(Extracted data entries)

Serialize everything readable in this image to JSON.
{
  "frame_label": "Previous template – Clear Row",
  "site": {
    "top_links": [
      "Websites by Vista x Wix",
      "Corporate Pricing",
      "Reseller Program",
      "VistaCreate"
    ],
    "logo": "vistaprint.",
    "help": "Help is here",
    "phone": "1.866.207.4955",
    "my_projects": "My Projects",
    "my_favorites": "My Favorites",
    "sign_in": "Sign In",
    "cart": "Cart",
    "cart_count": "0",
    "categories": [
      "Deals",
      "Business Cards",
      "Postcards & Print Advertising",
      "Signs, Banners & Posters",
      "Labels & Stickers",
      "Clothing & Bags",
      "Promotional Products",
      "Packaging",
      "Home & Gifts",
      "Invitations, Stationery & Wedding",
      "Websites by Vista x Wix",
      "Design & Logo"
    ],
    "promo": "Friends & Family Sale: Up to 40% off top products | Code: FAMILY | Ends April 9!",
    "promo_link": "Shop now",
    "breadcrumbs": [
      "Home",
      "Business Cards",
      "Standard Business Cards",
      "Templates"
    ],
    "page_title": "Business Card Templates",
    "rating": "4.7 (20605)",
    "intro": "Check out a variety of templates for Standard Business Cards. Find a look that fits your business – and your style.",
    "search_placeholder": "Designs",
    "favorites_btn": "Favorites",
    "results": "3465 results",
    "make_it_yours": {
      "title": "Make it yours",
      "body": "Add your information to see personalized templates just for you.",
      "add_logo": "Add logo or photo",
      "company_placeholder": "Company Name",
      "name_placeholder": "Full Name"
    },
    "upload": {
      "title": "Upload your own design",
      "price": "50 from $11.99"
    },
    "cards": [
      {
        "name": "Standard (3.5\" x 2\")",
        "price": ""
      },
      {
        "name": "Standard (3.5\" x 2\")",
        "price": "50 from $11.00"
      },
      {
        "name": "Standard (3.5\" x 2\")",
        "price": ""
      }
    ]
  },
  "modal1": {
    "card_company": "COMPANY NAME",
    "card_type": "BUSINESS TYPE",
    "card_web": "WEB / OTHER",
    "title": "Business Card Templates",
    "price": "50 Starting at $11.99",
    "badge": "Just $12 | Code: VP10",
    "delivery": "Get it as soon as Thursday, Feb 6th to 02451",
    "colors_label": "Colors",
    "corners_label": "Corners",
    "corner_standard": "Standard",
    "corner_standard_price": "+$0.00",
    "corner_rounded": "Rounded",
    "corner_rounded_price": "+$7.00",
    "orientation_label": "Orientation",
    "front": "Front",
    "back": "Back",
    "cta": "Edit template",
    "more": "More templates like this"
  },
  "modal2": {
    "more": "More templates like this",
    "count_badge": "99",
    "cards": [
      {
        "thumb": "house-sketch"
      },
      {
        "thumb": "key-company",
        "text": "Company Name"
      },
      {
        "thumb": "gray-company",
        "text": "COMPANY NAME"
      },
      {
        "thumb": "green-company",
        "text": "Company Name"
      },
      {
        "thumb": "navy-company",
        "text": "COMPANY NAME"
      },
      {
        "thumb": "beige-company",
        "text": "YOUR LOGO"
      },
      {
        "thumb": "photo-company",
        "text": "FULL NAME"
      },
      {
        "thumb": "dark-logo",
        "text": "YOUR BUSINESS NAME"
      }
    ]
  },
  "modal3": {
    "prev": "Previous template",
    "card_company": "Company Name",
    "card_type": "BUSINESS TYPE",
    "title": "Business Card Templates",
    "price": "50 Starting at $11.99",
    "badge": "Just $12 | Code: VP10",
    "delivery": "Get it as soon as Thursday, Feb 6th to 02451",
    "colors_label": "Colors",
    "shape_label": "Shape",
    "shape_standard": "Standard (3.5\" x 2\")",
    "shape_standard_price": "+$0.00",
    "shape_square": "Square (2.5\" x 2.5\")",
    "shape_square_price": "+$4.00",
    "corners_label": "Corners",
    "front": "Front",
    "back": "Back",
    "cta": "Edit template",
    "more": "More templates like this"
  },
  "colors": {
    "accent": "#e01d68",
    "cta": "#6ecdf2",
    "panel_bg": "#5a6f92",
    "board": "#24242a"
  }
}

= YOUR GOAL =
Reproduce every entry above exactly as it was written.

= EXERCISE OUTPUT =
Serialize everything readable in this image to JSON.
{
  "frame_label": "Previous template – Clear Row",
  "site": {
    "top_links": [
      "Websites by Vista x Wix",
      "Corporate Pricing",
      "Reseller Program",
      "VistaCreate"
    ],
    "logo": "vistaprint.",
    "help": "Help is here",
    "phone": "1.866.207.4955",
    "my_projects": "My Projects",
    "my_favorites": "My Favorites",
    "sign_in": "Sign In",
    "cart": "Cart",
    "cart_count": "0",
    "categories": [
      "Deals",
      "Business Cards",
      "Postcards & Print Advertising",
      "Signs, Banners & Posters",
      "Labels & Stickers",
      "Clothing & Bags",
      "Promotional Products",
      "Packaging",
      "Home & Gifts",
      "Invitations, Stationery & Wedding",
      "Websites by Vista x Wix",
      "Design & Logo"
    ],
    "promo": "Friends & Family Sale: Up to 40% off top products | Code: FAMILY | Ends April 9!",
    "promo_link": "Shop now",
    "breadcrumbs": [
      "Home",
      "Business Cards",
      "Standard Business Cards",
      "Templates"
    ],
    "page_title": "Business Card Templates",
    "rating": "4.7 (20605)",
    "intro": "Check out a variety of templates for Standard Business Cards. Find a look that fits your business – and your style.",
    "search_placeholder": "Designs",
    "favorites_btn": "Favorites",
    "results": "3465 results",
    "make_it_yours": {
      "title": "Make it yours",
      "body": "Add your information to see personalized templates just for you.",
      "add_logo": "Add logo or photo",
      "company_placeholder": "Company Name",
      "name_placeholder": "Full Name"
    },
    "upload": {
      "title": "Upload your own design",
      "price": "50 from $11.99"
    },
    "cards": [
      {
        "name": "Standard (3.5\" x 2\")",
        "price": ""
      },
      {
        "name": "Standard (3.5\" x 2\")",
        "price": "50 from $11.00"
      },
      {
        "name": "Standard (3.5\" x 2\")",
        "price": ""
      }
    ]
  },
  "modal1": {
    "card_company": "COMPANY NAME",
    "card_type": "BUSINESS TYPE",
    "card_web": "WEB / OTHER",
    "title": "Business Card Templates",
    "price": "50 Starting at $11.99",
    "badge": "Just $12 | Code: VP10",
    "delivery": "Get it as soon as Thursday, Feb 6th to 02451",
    "colors_label": "Colors",
    "corners_label": "Corners",
    "corner_standard": "Standard",
    "corner_standard_price": "+$0.00",
    "corner_rounded": "Rounded",
    "corner_rounded_price": "+$7.00",
    "orientation_label": "Orientation",
    "front": "Front",
    "back": "Back",
    "cta": "Edit template",
    "more": "More templates like this"
  },
  "modal2": {
    "more": "More templates like this",
    "count_badge": "99",
    "cards": [
      {
        "thumb": "house-sketch"
      },
      {
        "thumb": "key-company",
        "text": "Company Name"
      },
      {
        "thumb": "gray-company",
        "text": "COMPANY NAME"
      },
      {
        "thumb": "green-company",
        "text": "Company Name"
      },
      {
        "thumb": "navy-company",
        "text": "COMPANY NAME"
      },
      {
        "thumb": "beige-company",
        "text": "YOUR LOGO"
      },
      {
        "thumb": "photo-company",
        "text": "FULL NAME"
      },
      {
        "thumb": "dark-logo",
        "text": "YOUR BUSINESS NAME"
      }
    ]
  },
  "modal3": {
    "prev": "Previous template",
    "card_company": "Company Name",
    "card_type": "BUSINESS TYPE",
    "title": "Business Card Templates",
    "price": "50 Starting at $11.99",
    "badge": "Just $12 | Code: VP10",
    "delivery": "Get it as soon as Thursday, Feb 6th to 02451",
    "colors_label": "Colors",
    "shape_label": "Shape",
    "shape_standard": "Standard (3.5\" x 2\")",
    "shape_standard_price": "+$0.00",
    "shape_square": "Square (2.5\" x 2.5\")",
    "shape_square_price": "+$4.00",
    "corners_label": "Corners",
    "front": "Front",
    "back": "Back",
    "cta": "Edit template",
    "more": "More templates like this"
  },
  "colors": {
    "accent": "#e01d68",
    "cta": "#6ecdf2",
    "panel_bg": "#5a6f92",
    "board": "#24242a"
  }
}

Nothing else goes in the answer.